===== Excerpted data

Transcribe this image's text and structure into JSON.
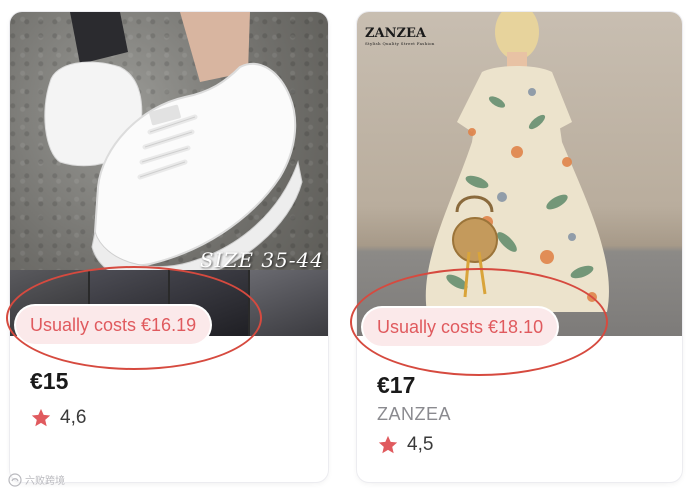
{
  "products": [
    {
      "image_overlay_text": "SIZE 35-44",
      "usually_costs": "Usually costs €16.19",
      "price": "€15",
      "rating": "4,6"
    },
    {
      "image_brand_logo": "ZANZEA",
      "usually_costs": "Usually costs €18.10",
      "price": "€17",
      "brand": "ZANZEA",
      "rating": "4,5"
    }
  ],
  "watermark": "六败跨境",
  "colors": {
    "badge_text": "#e05a5e",
    "badge_bg": "#fbe9ea",
    "star": "#e05a5e",
    "annotation_ellipse": "#d64a3f"
  }
}
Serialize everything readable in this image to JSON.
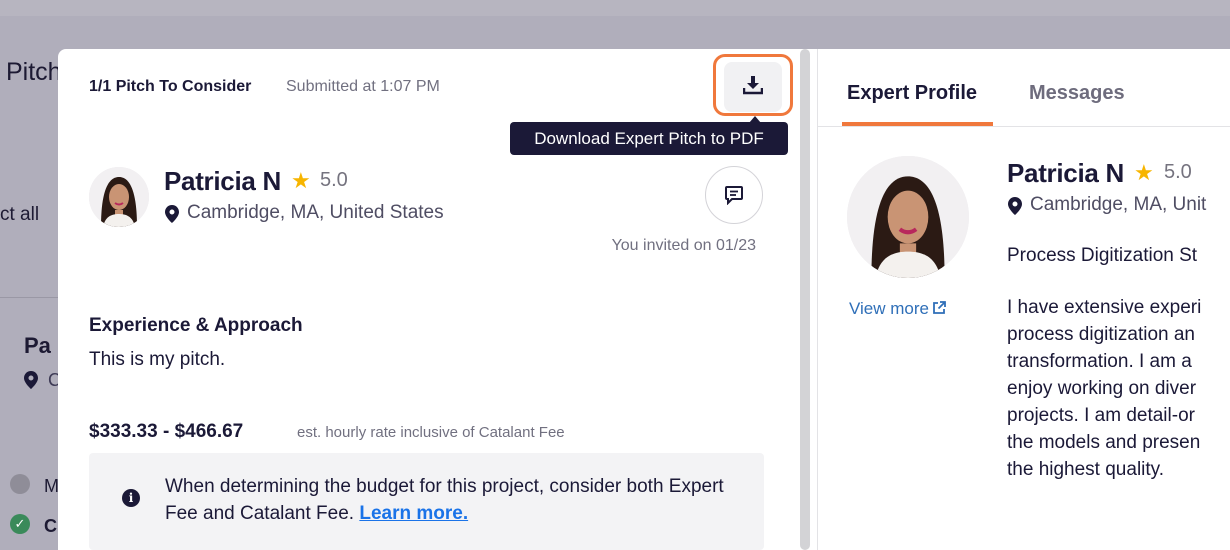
{
  "background": {
    "page_title_fragment": "Pitch",
    "select_all_fragment": "ct all",
    "card_name_fragment": "Pa",
    "card_location_fragment": "C",
    "status1_fragment": "M",
    "status2_fragment": "C"
  },
  "pitch": {
    "count_label": "1/1 Pitch To Consider",
    "submitted_label": "Submitted at 1:07 PM",
    "download_tooltip": "Download Expert Pitch to PDF",
    "expert": {
      "name": "Patricia N",
      "rating": "5.0",
      "location": "Cambridge, MA, United States"
    },
    "invited_label": "You invited on 01/23",
    "experience_heading": "Experience & Approach",
    "experience_text": "This is my pitch.",
    "rate_range": "$333.33 - $466.67",
    "rate_note": "est. hourly rate inclusive of Catalant Fee",
    "info_text": "When determining the budget for this project, consider both Expert Fee and Catalant Fee.",
    "info_link": "Learn more."
  },
  "profile": {
    "tabs": [
      "Expert Profile",
      "Messages"
    ],
    "name": "Patricia N",
    "rating": "5.0",
    "location": "Cambridge, MA, Unit",
    "title": "Process Digitization St",
    "view_more": "View more",
    "bio_lines": [
      "I have extensive experi",
      "process digitization an",
      "transformation. I am a",
      "enjoy working on diver",
      "projects. I am detail-or",
      "the models and presen",
      "the highest quality."
    ]
  },
  "colors": {
    "accent": "#f0783c",
    "navy": "#1b1937",
    "star": "#f7b500",
    "link": "#1a73e8"
  },
  "icons": [
    "download-icon",
    "star-icon",
    "location-pin-icon",
    "message-icon",
    "info-icon",
    "external-link-icon"
  ]
}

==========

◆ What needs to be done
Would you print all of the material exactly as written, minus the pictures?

◆ Solution to this exercise
Transcribe this image's text and structure into JSON.
{
  "products": [
    {
      "image_overlay_text": "SIZE 35-44",
      "usually_costs": "Usually costs €16.19",
      "price": "€15",
      "rating": "4,6"
    },
    {
      "image_brand_logo": "ZANZEA",
      "usually_costs": "Usually costs €18.10",
      "price": "€17",
      "brand": "ZANZEA",
      "rating": "4,5"
    }
  ],
  "watermark": "六败跨境",
  "colors": {
    "badge_text": "#e05a5e",
    "badge_bg": "#fbe9ea",
    "star": "#e05a5e",
    "annotation_ellipse": "#d64a3f"
  }
}
Serialize everything readable in this image to JSON.
{
  "background": {
    "page_title_fragment": "Pitch",
    "select_all_fragment": "ct all",
    "card_name_fragment": "Pa",
    "card_location_fragment": "C",
    "status1_fragment": "M",
    "status2_fragment": "C"
  },
  "pitch": {
    "count_label": "1/1 Pitch To Consider",
    "submitted_label": "Submitted at 1:07 PM",
    "download_tooltip": "Download Expert Pitch to PDF",
    "expert": {
      "name": "Patricia N",
      "rating": "5.0",
      "location": "Cambridge, MA, United States"
    },
    "invited_label": "You invited on 01/23",
    "experience_heading": "Experience & Approach",
    "experience_text": "This is my pitch.",
    "rate_range": "$333.33 - $466.67",
    "rate_note": "est. hourly rate inclusive of Catalant Fee",
    "info_text": "When determining the budget for this project, consider both Expert Fee and Catalant Fee.",
    "info_link": "Learn more."
  },
  "profile": {
    "tabs": [
      "Expert Profile",
      "Messages"
    ],
    "name": "Patricia N",
    "rating": "5.0",
    "location": "Cambridge, MA, Unit",
    "title": "Process Digitization St",
    "view_more": "View more",
    "bio_lines": [
      "I have extensive experi",
      "process digitization an",
      "transformation. I am a",
      "enjoy working on diver",
      "projects. I am detail-or",
      "the models and presen",
      "the highest quality."
    ]
  },
  "colors": {
    "accent": "#f0783c",
    "navy": "#1b1937",
    "star": "#f7b500",
    "link": "#1a73e8"
  },
  "icons": [
    "download-icon",
    "star-icon",
    "location-pin-icon",
    "message-icon",
    "info-icon",
    "external-link-icon"
  ]
}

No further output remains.